One such event generated this map of storm surge risk in NYC.  As this was created in September it proved to be prophetic in determining the outcome of Hurricane Sandy the following month!


NYC Data Drive


DataKind founder Nate Porway, who was named a National Geographic Emerging Explorer for 2012, believes that this is a match that has been waiting to happen, “We’re connecting nonprofits, NGOs, and other data-rich social change organizations with data scientists willing to donate their time and knowledge to solve social, environmental, and community problems.  Data is like a bucket of crude oil. Potentially great, but only if someone knows how to refine it (data scientists) and someone else has vehicles that will run on it (the social sector).”




A recent white paper from the World Economic Forum highlights the ways in which big data can have a big impact (I’m learning that people love to find other words to attach big to when they are writing about big data!) on international and social development.


This is all well and good but as as blogger Zach Gemignani wrote recently, “All the work of collecting, combining, and modeling data is wasted if not enough attention is paid to how the data is shared. The data needs to be transformed into bite-sized (pre-chewed, even) stories that can easily stick in the brains of your audience.”


In other words the excitement over big data’s potential for change needs to be combined with practical and usable applications.  Organizations like DataKind, which has started to inspire spin-offs on college campuses across the country, can be instrumental in helping this ideal to become reality.

Some Related Reading!

5 Things That Will Change the Way Nonprofits Work in 2013

Big Data, Big Hype: Big Deal

Links to other great Forbes articles as well!

The Age of Big Data


Humanizing Big Data


“We question. We research. We catalog. We quantify. We aggregate, calculate, communicate, analyze, extrapolate and conclude. And eventually, if we’re fortunate and thoughtful, we understand.”


This quote, from Associated Press Editor-At-Large Ted Anthony, could be about librarians or even a treatise on human nature in general.  Instead it is used to describe an ambitious multifaceted project from prolific photographer Rick Smolan, who is best known for his work on the “Day in the Life” series of photo collections.  The Human Face of Big Data, which was released on December 4th and will soon be followed by a documentary, captures in photos and short articles the essence of big data real-world and personal applications.

In the book, big data is defined as the real time collection, analyses, and visualization of vast amounts of the information.  “In the hands of data scientists this raw information is fueling a revolution which many people believe may have as big an impact on humanity going forward as the Internet has over the past two decades. Its enable us to sense, measure, and understand aspects of our existence in ways never before possible.”  Amazon.   The following interview with the author provides some great background information.
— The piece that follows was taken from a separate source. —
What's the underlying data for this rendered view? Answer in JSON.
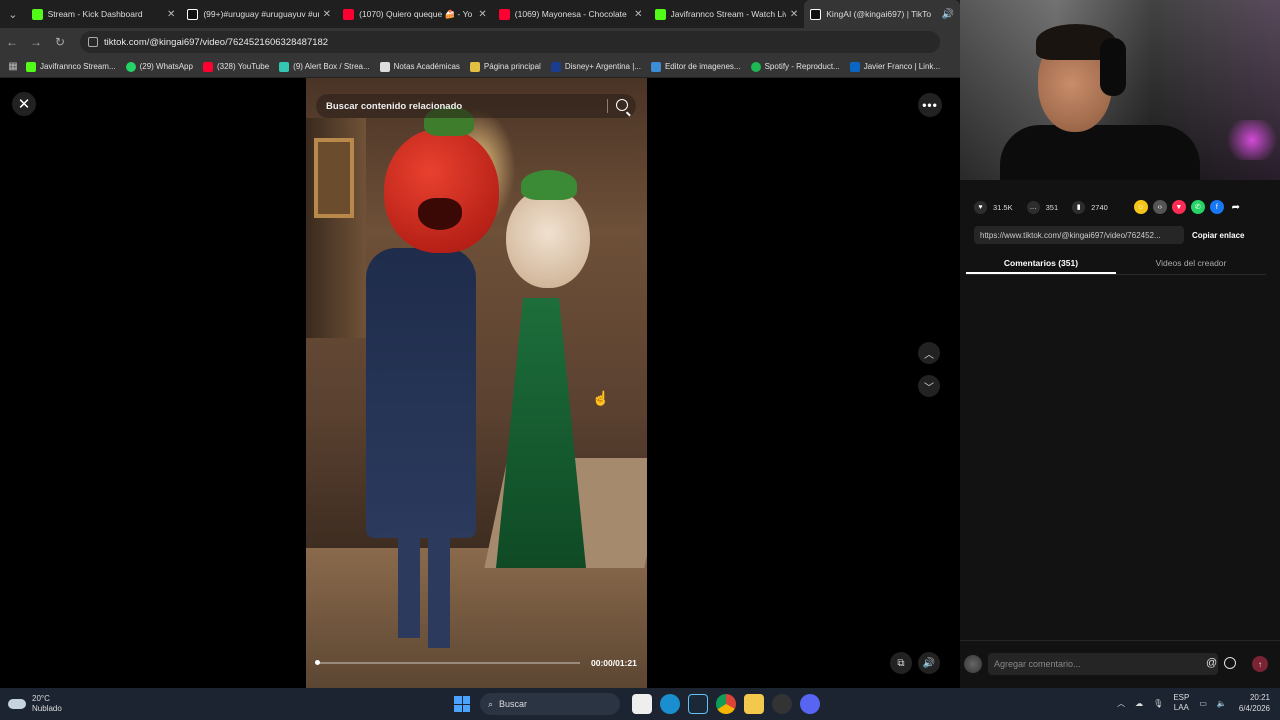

In addition to the book, a free mobile app has been launched, “to help you learn about yourself, how you compare to others, and what your phone can tell you about your life.  Compare answers about yourself, your family, trust, sleep, sex, dating, and dreams with millions of others around the world.  Find your Data Doppelganger. Map your daily footprint, share what brings you luck, and get a glimpse into the one thing people want to experience during their lifetime.”http://humanfaceofbigdata.com/about/

In less than two months, more than 3 million share and compare questions have been answered, in more than 100 countries.  Through the app some interesting data insights have been extrapolated.  Check them out!


This is a cool project and I look forward to watching the documentary when it comes out.  In addition, the results of a worldwide, user submitted video contest will be coming out shortly which will undoubtedly provide us with some awesome snapshots of the “Human Face of Big Data”.



Just as a side note this article on, “5 Trends That Will Shape Digital Services In 2013” was pretty interesting and relevant!